• **Work to complete**: Determine how many lines in the entries below contain "JSON", and output only that number.

§

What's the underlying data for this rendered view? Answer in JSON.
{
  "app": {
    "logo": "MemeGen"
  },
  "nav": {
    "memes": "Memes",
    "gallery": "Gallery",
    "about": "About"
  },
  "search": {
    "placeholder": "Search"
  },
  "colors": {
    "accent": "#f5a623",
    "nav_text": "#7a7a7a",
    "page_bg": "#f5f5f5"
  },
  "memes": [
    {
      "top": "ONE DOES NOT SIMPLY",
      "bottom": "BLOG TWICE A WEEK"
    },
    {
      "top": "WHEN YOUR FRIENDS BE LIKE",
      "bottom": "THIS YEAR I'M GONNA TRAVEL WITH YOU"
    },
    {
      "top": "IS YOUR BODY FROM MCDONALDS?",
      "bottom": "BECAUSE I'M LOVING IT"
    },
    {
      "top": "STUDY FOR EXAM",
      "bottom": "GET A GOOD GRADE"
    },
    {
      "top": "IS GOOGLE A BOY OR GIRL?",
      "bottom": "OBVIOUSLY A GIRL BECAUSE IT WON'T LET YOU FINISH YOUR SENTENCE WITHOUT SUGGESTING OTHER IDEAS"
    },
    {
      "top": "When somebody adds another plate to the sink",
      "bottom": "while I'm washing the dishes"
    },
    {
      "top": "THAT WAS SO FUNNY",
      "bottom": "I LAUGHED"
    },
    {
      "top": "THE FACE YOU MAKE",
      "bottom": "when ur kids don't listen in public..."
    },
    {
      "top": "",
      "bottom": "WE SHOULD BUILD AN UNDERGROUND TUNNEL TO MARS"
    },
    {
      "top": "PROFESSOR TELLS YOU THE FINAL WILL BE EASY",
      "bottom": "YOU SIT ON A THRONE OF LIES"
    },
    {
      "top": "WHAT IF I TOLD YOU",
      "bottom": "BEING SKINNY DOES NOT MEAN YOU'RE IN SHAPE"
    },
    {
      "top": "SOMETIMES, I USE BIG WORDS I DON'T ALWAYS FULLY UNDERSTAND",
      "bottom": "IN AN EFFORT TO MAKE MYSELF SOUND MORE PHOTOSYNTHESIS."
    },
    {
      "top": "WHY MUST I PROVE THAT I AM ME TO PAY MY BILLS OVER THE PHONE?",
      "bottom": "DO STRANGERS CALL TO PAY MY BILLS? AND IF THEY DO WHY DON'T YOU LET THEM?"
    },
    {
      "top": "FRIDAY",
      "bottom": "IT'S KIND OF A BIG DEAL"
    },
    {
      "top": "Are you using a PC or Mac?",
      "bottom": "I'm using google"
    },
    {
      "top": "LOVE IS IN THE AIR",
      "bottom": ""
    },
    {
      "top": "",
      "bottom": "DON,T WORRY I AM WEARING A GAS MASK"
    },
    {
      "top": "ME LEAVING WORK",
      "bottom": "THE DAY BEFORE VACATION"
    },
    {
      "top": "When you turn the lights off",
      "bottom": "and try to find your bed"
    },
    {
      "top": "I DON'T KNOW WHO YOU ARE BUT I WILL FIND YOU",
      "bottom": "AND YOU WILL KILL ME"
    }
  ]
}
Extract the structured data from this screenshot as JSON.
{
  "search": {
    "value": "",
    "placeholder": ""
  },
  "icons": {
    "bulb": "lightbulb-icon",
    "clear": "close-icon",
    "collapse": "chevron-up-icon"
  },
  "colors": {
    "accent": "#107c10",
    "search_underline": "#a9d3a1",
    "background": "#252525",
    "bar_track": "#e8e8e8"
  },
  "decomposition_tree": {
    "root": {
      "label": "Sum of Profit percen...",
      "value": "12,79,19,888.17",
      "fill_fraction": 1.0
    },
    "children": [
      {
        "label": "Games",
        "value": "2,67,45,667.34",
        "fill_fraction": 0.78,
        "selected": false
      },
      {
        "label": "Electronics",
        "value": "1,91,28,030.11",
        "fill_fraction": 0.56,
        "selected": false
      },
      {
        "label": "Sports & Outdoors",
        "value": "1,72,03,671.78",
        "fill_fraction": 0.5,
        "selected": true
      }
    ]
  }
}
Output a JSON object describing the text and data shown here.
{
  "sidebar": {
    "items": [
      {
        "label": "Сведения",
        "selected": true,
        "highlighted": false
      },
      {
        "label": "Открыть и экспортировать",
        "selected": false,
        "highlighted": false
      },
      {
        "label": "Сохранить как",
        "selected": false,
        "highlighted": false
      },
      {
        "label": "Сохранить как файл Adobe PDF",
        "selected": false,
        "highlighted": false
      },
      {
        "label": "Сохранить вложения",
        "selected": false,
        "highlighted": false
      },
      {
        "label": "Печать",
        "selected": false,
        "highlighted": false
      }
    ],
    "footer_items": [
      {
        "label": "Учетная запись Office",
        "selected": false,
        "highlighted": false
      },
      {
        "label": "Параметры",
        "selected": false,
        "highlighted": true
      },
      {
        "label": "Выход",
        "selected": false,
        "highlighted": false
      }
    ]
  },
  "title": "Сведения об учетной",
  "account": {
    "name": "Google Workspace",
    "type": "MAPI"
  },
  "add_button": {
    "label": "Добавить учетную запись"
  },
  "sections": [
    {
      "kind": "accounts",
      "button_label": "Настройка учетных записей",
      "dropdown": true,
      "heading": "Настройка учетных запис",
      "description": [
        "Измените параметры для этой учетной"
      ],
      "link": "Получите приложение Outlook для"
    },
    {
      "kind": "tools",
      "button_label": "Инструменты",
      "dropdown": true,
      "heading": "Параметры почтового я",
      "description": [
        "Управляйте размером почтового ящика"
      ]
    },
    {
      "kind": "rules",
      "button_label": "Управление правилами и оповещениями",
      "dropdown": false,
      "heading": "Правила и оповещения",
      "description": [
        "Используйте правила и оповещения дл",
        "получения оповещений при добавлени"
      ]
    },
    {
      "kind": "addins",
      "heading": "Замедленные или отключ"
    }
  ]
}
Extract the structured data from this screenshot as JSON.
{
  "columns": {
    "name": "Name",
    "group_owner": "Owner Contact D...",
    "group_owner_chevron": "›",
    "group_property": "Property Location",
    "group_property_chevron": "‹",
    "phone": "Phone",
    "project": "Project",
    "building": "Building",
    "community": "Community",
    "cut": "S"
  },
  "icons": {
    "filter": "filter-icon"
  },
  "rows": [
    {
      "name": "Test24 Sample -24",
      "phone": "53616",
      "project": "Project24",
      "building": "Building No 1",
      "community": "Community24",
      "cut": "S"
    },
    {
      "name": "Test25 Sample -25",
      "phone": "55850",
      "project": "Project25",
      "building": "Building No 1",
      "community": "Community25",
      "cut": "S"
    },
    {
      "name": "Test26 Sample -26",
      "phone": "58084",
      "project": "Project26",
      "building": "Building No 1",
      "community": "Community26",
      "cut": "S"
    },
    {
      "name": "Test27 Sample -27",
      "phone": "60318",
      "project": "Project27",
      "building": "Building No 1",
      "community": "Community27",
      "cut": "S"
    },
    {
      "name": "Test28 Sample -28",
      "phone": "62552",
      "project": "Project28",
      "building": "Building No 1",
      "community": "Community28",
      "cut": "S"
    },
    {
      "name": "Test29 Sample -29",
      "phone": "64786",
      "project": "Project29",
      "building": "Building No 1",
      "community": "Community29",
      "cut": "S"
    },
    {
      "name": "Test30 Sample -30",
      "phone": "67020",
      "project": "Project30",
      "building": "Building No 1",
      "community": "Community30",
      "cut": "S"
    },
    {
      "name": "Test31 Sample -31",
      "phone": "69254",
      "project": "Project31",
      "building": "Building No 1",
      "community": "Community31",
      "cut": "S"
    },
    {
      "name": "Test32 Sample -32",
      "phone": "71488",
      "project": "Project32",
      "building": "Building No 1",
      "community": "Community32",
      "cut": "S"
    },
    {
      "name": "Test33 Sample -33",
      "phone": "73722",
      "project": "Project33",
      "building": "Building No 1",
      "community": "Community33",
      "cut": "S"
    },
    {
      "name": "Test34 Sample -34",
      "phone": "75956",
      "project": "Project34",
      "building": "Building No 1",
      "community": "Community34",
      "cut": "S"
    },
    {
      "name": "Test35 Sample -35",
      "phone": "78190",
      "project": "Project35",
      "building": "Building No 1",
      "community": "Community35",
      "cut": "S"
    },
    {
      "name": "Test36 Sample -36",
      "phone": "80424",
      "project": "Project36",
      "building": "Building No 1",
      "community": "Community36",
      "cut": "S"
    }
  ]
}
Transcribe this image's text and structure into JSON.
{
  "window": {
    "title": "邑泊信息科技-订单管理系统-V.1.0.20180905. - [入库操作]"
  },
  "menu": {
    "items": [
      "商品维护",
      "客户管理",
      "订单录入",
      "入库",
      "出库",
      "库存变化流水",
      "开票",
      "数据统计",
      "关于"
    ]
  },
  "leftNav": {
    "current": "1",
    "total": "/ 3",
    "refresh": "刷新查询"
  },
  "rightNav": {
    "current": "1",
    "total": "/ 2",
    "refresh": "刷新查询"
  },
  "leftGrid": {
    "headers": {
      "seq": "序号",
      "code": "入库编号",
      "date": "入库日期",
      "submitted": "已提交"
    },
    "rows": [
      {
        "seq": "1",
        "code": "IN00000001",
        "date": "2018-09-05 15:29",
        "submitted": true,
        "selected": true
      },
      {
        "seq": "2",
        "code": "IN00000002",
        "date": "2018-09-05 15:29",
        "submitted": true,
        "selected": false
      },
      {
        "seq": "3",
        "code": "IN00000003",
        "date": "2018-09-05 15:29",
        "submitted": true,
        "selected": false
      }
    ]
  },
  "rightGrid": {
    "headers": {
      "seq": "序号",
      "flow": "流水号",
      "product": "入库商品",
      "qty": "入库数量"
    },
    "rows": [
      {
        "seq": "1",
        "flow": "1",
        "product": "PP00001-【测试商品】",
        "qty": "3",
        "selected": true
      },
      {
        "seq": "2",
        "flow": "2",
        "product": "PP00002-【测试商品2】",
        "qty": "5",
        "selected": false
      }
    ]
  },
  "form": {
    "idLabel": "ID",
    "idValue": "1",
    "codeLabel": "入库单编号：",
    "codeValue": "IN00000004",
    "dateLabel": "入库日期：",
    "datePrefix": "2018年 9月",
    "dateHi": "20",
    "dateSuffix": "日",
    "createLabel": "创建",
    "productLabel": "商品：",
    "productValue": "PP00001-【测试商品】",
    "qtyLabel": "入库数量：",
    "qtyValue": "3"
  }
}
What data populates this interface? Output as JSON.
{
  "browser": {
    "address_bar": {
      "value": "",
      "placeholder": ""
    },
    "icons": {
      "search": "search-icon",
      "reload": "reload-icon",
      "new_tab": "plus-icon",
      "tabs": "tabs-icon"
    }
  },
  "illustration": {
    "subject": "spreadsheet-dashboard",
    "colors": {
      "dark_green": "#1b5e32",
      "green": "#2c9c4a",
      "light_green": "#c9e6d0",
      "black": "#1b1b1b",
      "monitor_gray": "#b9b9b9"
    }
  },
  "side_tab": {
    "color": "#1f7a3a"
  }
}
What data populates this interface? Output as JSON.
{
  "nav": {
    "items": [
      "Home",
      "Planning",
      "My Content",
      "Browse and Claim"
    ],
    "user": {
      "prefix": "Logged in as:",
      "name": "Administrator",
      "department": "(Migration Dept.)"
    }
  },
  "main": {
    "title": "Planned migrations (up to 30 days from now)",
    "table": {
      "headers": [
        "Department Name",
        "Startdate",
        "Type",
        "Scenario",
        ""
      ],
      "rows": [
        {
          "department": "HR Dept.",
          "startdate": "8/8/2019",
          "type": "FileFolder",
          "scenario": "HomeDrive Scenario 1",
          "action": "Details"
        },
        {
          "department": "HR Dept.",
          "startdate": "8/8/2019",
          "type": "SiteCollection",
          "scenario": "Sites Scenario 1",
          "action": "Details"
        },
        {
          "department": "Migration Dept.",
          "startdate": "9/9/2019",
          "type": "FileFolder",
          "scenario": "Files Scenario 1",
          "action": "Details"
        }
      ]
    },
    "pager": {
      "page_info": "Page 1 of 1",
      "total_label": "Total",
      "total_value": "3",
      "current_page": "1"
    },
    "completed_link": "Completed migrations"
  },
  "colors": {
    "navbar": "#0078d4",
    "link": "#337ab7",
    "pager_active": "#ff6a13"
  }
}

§

• **Result of this exercise**: 7